"Can you walk out on your own story?"
Tomorrow is the first of many 49-year-old birthdays for me. Thankfully, the big 5-0 is a long way off.
Birthdays always get me, though. I like to "number my days, that I may apply my heart to wisdom" as the ancient Hebrew poet said. So, I was already feeling a bit pensive when this graffiti piece caught my attention yesterday.
How does someone walk out on their story exactly?
I am not sure, but the phrase resonates. There have been times I wanted to walk out on my story. I had grand visions of my future when I was in my pre-pubescent years. Someone told me that they think I will be a great man some day, and I believed them.
But it didn't exactly turn out that way. As a teen there were moments I wanted to quit the story I was in. I had moments of rage where I escaped to "the mountain" near our place. When I climbed that hill, I could see out over our town and the lake beyond. Mostly I remember the clouds and the swirling colors of the Canadian sunset as I spoke up into the void. Sometimes it felt like nothing was there, but sometimes I sensed a response.

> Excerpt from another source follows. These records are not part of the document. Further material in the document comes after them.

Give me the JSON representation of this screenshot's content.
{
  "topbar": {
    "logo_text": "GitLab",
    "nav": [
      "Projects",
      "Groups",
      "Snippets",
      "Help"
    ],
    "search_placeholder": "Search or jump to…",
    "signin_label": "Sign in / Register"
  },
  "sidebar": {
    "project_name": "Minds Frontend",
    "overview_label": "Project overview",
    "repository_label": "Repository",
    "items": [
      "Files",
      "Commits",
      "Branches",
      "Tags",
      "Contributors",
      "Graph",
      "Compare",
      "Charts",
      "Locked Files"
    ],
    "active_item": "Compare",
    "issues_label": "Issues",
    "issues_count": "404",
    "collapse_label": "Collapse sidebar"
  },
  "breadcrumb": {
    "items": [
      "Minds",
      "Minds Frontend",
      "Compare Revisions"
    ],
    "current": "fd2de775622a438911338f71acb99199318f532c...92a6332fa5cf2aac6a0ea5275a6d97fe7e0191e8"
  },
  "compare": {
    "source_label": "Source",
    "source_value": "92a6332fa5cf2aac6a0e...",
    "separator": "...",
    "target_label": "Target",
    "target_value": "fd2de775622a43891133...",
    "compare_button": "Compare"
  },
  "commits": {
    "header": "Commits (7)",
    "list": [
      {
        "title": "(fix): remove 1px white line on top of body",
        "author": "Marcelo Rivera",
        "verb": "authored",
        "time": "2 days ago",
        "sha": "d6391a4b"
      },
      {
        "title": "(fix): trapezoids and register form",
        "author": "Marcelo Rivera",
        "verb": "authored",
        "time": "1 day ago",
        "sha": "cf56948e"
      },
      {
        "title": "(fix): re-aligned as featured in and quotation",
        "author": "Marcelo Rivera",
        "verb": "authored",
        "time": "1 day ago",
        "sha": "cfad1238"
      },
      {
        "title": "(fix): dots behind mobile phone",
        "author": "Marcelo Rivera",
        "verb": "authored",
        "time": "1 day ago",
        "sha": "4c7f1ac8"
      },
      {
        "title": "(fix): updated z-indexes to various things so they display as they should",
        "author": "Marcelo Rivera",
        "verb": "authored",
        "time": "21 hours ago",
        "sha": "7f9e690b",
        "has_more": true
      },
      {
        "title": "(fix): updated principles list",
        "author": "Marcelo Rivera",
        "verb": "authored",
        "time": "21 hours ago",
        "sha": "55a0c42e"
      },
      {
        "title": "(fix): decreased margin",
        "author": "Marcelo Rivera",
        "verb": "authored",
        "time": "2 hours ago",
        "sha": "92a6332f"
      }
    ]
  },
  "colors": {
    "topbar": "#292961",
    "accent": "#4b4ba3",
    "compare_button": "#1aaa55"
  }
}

If you are like me, sometimes you try to make sense of your life and track it on some sort of profit/loss grid hoping for an upward trajectory. Is there any progress? Am I "makin' it?" These days I notice when those younger than me start achieving things that are really something. I chuckled when I went to a clinic and the physician looked like he might still be in High School. Professionals are getting so young these days.
As I reflect tonight, it‘s funny how the truest thing about my story isn't something you can put on a spreadsheet or into a rubric. 49 years of life, and it seems like the most important thing I can say about myself now is that I heard a voice in the sunset in a remote part of Ontario. My life is pretty much a story about following that voice. It might sound strange or maybe a little mentally ill, but it‘s true.
There were times when I tried to have a better story than that. There were days when I tried to start an amazing youth center on the Hilltop in Ohio, or when I tried to reduce teen pregnancy in the Diocese of Columbus, or when I came to Brooklyn to make a difference, when I tried to create internships for 800 teens, when I tried to start a merchant's association, when I tried to improve the attendance rate at a high school that was ranked in the bottom 10 in NYC, or when I tried to reduce racism in Conservative Mennonite churches. I have tried to do a lot of things in my day.
But maybe we actually walk out on our story when we try to create a better one than the one we were given, when we try to do things instead of listening. When we try to build a tower to heaven like Babel instead of letting Heaven come to us.
That's not to say, it is not good to do good. I am glad I have tried to do stuff, but when I weigh everything I tried to do in the last 49 years and compare it to a single moment, it doesn’t add up. The moment I mean is the time that as a little 5 year old, something whispered my name when I was laying on the floor in a hot smelly van driving across the plains in the Summer of 1978; I pick that moment. That was the first time, when I told God I wanted to be his boy, and He heard me. That ironically is enough. How can something nearly bring me to tears, 44 years later? How can something so random define me for over 4 decades? I have no idea. Yet it has.
So, I guess if you were hoping for a dramatic mid-life crisis kind of blog post, there's nothing to see here, you can keep scrolling. All there is here is a little boy who heard someone good call his name.